Ah, Thanksgiving. A time for family, pumpkin pie and the angst that comes with attending the inevitable 10-year high school reunion. Insecurities around such an event usually involve weight gain, hair loss, or lackluster career stats — not a gender change. Back in 1997, when I attended mine, there was no Transgender Awareness Month. People weren’t even aware “transgender” was even a word, much less a social issue.
Yet there I was, less than two years into my transition from female to male, trying to figure out what I was going to wear to this shindig. It was the Saturday after Turkey Day, and I was feeling like a chicken, cursing myself for letting my four best friends talk me into going. They were all girls and the only Waylandites I still hung out with. Marianne (Most Class Spirit) and Schu (Kindest Heart) were class president and vice president, so it was their responsibility to plan the reunion, and as two-fifths of the “Fab Five” it was their mission to get the other three of us to go. Meek (Cutest) and Mel (Best Looking) were in. I (Most Likely to Get an Ulcer) was the only holdout — right up until the week before the event.
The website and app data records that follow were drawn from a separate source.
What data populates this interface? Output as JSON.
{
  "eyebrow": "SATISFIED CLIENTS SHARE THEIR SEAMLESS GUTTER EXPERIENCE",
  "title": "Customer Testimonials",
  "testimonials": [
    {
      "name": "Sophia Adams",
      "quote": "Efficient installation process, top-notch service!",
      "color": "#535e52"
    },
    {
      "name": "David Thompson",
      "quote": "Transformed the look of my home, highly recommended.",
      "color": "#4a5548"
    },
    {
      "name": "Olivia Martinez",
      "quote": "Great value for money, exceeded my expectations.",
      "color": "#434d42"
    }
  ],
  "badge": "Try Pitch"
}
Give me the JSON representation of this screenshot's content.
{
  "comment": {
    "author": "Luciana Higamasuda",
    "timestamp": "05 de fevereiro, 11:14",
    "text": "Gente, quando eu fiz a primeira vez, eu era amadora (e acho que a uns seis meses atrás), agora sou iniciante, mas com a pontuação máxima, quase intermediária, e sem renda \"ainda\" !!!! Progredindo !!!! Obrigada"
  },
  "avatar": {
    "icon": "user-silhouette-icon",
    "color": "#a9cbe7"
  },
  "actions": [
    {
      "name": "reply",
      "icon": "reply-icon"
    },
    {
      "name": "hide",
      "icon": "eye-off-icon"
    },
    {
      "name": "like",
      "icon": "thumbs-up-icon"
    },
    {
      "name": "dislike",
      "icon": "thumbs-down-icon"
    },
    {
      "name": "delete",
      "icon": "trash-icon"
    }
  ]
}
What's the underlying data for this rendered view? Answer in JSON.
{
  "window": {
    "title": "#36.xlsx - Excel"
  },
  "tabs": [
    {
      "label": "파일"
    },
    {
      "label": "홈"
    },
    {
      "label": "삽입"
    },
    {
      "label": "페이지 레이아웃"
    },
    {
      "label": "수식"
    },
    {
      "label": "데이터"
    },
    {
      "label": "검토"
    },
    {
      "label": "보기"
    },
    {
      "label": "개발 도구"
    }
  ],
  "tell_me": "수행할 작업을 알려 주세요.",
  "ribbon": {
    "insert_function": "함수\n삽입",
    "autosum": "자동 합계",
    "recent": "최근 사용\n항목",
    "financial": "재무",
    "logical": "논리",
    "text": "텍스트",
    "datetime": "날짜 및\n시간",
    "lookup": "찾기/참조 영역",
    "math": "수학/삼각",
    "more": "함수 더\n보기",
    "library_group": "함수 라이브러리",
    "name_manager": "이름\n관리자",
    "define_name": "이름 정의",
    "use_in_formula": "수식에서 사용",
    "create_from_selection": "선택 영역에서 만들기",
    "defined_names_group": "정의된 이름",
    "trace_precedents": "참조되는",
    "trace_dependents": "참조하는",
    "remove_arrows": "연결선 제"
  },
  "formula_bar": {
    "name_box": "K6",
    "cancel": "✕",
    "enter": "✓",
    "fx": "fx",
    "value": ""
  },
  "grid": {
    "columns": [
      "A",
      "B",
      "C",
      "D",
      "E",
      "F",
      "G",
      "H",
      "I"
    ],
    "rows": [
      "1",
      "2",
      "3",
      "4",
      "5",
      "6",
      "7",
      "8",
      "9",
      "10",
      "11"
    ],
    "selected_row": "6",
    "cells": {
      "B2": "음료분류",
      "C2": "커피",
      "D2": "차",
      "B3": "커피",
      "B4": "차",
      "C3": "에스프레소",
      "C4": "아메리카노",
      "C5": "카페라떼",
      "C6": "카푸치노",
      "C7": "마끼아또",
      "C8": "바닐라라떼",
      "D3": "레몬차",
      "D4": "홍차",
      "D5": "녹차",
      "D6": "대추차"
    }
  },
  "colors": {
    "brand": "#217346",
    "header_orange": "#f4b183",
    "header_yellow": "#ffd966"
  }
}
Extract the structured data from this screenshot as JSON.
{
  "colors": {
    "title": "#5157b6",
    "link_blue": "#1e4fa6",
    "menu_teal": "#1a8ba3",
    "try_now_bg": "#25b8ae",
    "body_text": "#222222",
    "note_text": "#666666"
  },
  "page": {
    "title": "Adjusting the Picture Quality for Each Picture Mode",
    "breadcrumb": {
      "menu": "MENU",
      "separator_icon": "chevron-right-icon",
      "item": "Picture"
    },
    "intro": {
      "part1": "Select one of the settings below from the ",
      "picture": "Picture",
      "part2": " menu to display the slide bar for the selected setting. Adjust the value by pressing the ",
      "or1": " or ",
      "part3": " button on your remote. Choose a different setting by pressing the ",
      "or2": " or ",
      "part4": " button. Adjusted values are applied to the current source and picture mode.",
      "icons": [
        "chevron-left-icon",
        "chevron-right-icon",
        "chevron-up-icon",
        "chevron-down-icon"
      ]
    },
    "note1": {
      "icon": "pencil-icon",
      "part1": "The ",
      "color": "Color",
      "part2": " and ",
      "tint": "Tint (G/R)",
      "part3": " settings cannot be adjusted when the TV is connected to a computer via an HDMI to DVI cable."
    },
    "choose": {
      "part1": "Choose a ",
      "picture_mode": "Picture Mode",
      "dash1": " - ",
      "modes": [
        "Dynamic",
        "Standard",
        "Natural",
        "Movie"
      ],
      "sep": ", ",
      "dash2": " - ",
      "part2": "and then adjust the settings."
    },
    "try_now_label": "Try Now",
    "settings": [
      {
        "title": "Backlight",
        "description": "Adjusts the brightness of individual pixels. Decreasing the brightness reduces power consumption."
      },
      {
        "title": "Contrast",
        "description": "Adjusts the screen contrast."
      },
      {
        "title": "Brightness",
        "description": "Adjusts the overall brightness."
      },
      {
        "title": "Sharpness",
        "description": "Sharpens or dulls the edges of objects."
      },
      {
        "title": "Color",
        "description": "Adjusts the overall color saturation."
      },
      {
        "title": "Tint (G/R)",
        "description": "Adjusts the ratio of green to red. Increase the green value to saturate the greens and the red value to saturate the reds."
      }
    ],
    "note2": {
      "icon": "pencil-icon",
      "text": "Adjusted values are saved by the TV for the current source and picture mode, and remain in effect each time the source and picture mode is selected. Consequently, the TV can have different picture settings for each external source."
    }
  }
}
What made me change my mind? Something Schu told me during her final plea. “Everybody knows,” she said. “They’re going to ask me how you are, and probably where you are. What do you want me to tell them?”
That’s when it hit me. No matter how Schu answered that question, everyone was going to assume I didn’t show up because I didn’t have the, well, balls. And while technically that might have been true (that surgery was years away), after publicly transitioning in front of 500 coworkers I’d developed quite a set of cojones. I was not about to let my former classmates think I was ashamed. I was going.
But I was going to get really drunk first.
After settling on gray flannel pants and a black cashmere sweater, I walked over to Schu’s apartment where the Fab Five, plus one husband and one boyfriend, were gathering for pre-party beverages. I entered to cheers, hugs and a shot glass filled with tequila, the latter of which only made my stomach feel worse.
I suggested to the group we blow off the reunion and just hang out at Schu’s but was simply handed another shot. There was no getting out of it now.
On the way to the event I reminded everyone of the rules:
1. No one was to leave me alone with anyone for the first hour
2. If I was spotted talking to a class member by myself for more than 10 minutes, someone had to come in for the save
3. A Fab Five husband or boyfriend was to accompany me to the men’s room whenever I needed to go
4. I was to have a full vodka soda in my hand at all times
The reunion took place in the lounge area of an upscale restaurant walking distance from Schu’s apartment. On our way in, someone called my name and I turned to find one of my coworkers heading toward me. I turned back to find all my friends had entered the party without me. It had only been 30 seconds, and all of them had already broken rule number one.
I took a deep breath and forged on. The first person I ran into was a tall, good-looking guy with a receding hairline and warm smile. He looked at me and after a second said, “Chris?”
“Yesssssss,” I replied slowly.
“Mike,” he helped.
“Mike Ball!” I shouted, proud of myself for remembering his last name.
“Yes!” he said, and in lieu of the hug he would’ve given me as “Kris,” appropriately stuck his hand out. I shook it, and used my sense of humor to break the ice.
“I thought people would have trouble recognizing me.”
Mike laughed and said he’d heard the news a while ago, adding that he was proud of me for doing what I needed to do to be happy and having the guts to come to the reunion. Two minutes later, Meek showed up with my vodka soda. Rules number one and number four: check.
I didn’t leave that spot for an hour. Once people got wind I was there they sought me out, girls giving me hugs and saying how great I looked, guys shaking hands and treating me no differently than before. My prom date was a no-show, but I did run into the guy I had my first kiss with at the eighth-grade dance. He came right up and said how great it was to see me. I couldn’t believe how mature everyone was.
I’d mistakenly assumed my classmates would react like high school kids, not 28-year-old adults with jobs, spouses, and families. But they’d grown into their true selves, just like I had. Who knew that a Thanksgiving-weekend high school reunion could be the place to let go of old anxieties — instead of just reliving them?
I ended up having a blast. In the end, my fellow Fab Fivers had to drag me out of there.
The next day, I gave my family the anxiously awaited recap. “It was really fun,” I said, popping two Advil. “Everybody was really cool about it.”
Mom cut to the chase, “Well, what did you say when you walked in?”
“I said ‘You should’ve voted me Most Likely to Get a Sex Change.’”
Chris Edwards is the author of the memoir “Balls: It Takes Some to Get Some.” This column is adapted from his book.